Conical : These are broad with circular base tapering rapidly toward the tip . They are used to crush seeds and fruits. Shorter the bill higher the crushing force exerted. Ex: Seedeaters like Sparrows, Finches, Larks
Flat Conical : They are like conical beaks but are much longer and slender than the beaks of seedeaters.
Some may be
- Slightly curved/Hooked : Cuckoos
- Serrated : Coursers
- Notched/toothed : Rollers
These adaptations help in picking and holding prey from foliage
Short Conical : These are weak beaks, they are wider than they are high. They can open very wide and are used to catch prey that are in swarms.
The bird just opens its mouth as wide as possible and flies into the swarm at high speed. This is much more energy efficient than picking a target and going after it. Ex : Nightjar, Swallows
Hooked :These beaks have a sharp hook at the end of Maxilla. This hook has different uses Meat eaters : To tear into flesh of the prey, sever its vertebrae . Ex : Birds of Prey
Fruit eaters : To tear into hard outer shell of fruits . Ex :Parakeets
Aquatic Prey : Secure Slippery prey while diving, flying or swimming . Ex: Gulls, Cormorants
Tubular : They are simple beaks that are circular without serrations or hooks. The slender beak curves downwards in the end to a rounded tip. This helps the bird see the prey/food easily. They are suitable for pecking at small food items that are usually stationary. Ex : Doves, Lapwings
Spear- Shaped : They are Laterally flattened enabling the bird to see forward in Binocular vision clearly. The birds with this type of beak are all meat eaters. This bill is also used as a weapon to protect and attack, used to exhibit mating behaviour in Bill Clattering or bill grabbing. Ex : Indian Darter
Shovel Shaped: This is a Dorso-Ventral flattened designed .It resembles a slipper or shovel . This is useful in a feeding method called Dabbling, where the bird opens and closes its mouth in rapid movements.

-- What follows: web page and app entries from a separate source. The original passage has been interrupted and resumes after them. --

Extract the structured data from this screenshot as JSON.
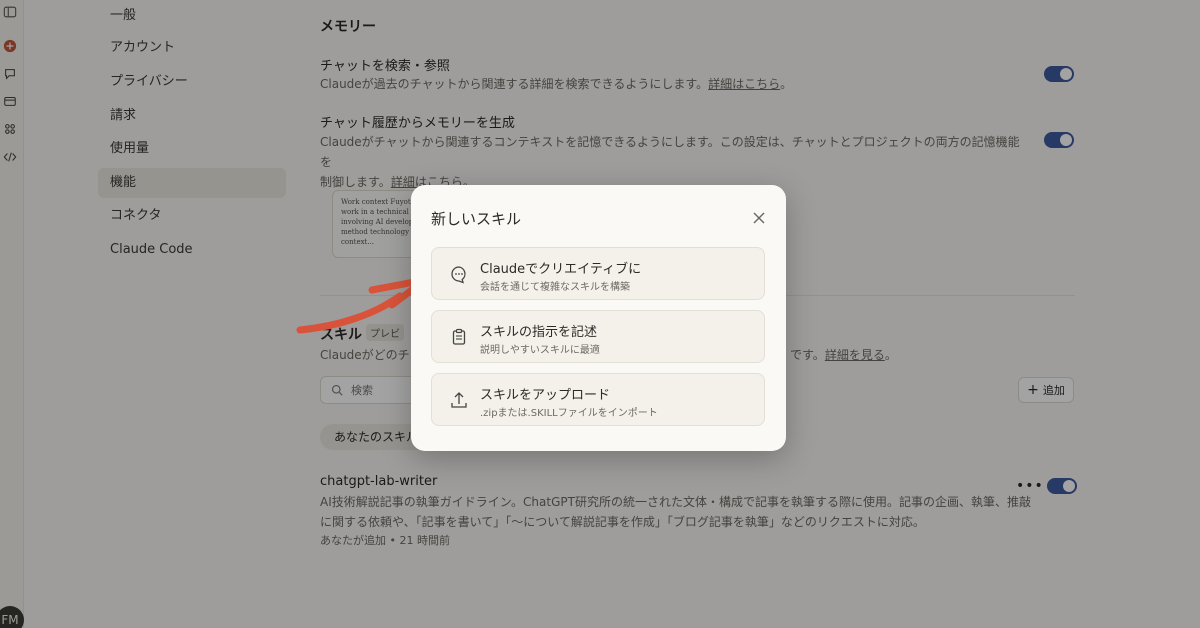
{
  "nav": {
    "items": [
      {
        "label": "一般"
      },
      {
        "label": "アカウント"
      },
      {
        "label": "プライバシー"
      },
      {
        "label": "請求"
      },
      {
        "label": "使用量"
      },
      {
        "label": "機能"
      },
      {
        "label": "コネクタ"
      },
      {
        "label": "Claude Code"
      }
    ],
    "active": "機能"
  },
  "memory": {
    "title": "メモリー",
    "search_chats": {
      "title": "チャットを検索・参照",
      "desc": "Claudeが過去のチャットから関連する詳細を検索できるようにします。",
      "link": "詳細はこちら",
      "enabled": true
    },
    "generate_memory": {
      "title": "チャット履歴からメモリーを生成",
      "desc_line1": "Claudeがチャットから関連するコンテキストを記憶できるようにします。この設定は、チャットとプロジェクトの両方の記憶機能を",
      "desc_line2": "制御します。",
      "link": "詳細はこちら",
      "enabled": true
    },
    "card_lines": [
      "Work context Fuyota",
      "work in a technical ro",
      "involving AI develop",
      "method technology",
      "context..."
    ]
  },
  "skills_section": {
    "title": "スキル",
    "badge": "プレビ",
    "desc_left": "Claudeがどのチ",
    "desc_right": "です。",
    "desc_link": "詳細を見る",
    "desc_end": "。",
    "search_placeholder": "検索",
    "add_label": "追加",
    "filter_label": "あなたのスキル",
    "skill": {
      "name": "chatgpt-lab-writer",
      "desc": "AI技術解説記事の執筆ガイドライン。ChatGPT研究所の統一された文体・構成で記事を執筆する際に使用。記事の企画、執筆、推敲に関する依頼や、「記事を書いて」「〜について解説記事を作成」「ブログ記事を執筆」などのリクエストに対応。",
      "meta": "あなたが追加 • 21 時間前",
      "enabled": true
    }
  },
  "modal": {
    "title": "新しいスキル",
    "options": [
      {
        "title": "Claudeでクリエイティブに",
        "subtitle": "会話を通じて複雑なスキルを構築",
        "icon": "chat-bubble-icon"
      },
      {
        "title": "スキルの指示を記述",
        "subtitle": "説明しやすいスキルに最適",
        "icon": "clipboard-icon"
      },
      {
        "title": "スキルをアップロード",
        "subtitle": ".zipまたは.SKILLファイルをインポート",
        "icon": "upload-icon"
      }
    ]
  },
  "user": {
    "initials": "FM"
  },
  "colors": {
    "toggle_on": "#3d5a9e",
    "arrow": "#d9533a"
  }
}
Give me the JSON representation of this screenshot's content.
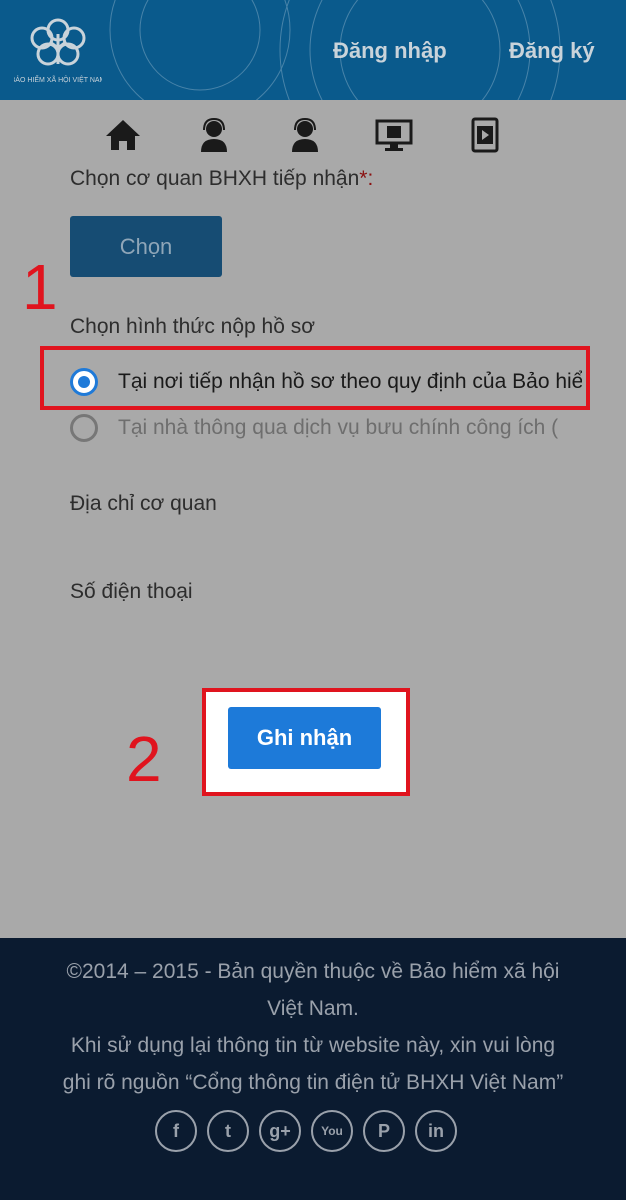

This helps in capturing small floating prey on surface of water. The sides of the bill are covered with small fine filters and in case of vegetarians some serrations. Ex.: Ducks, Geese
Chisel- Shaped : They are reinforced , triangular shaped beaks. They are very hard and used to dig /peck into wood or ground in search of prey or to make nest . Ex : Woodpeckers, Wrynecks
Crackers : They are laterally flattened beaks with the Maxilla and lower mandible having a gap. The mandibles are serrated and help grab the prey. The gap helps in holding the prey and exerting a force to break the shell like a Beatle nut cracker. Ex : Asian open bill
Skimmers : The Maxilla is shorter than the lower Mandible. This helps the bird skimthe water surface and the Maxilla is used to trap any prey that is skimmed using the lower Mandible : Ex Indian Skimmer
Text Source : Wikipedia, Beat About the bush -Birds by Trevor Carnaby
Pictures : Saravanan Janakarajan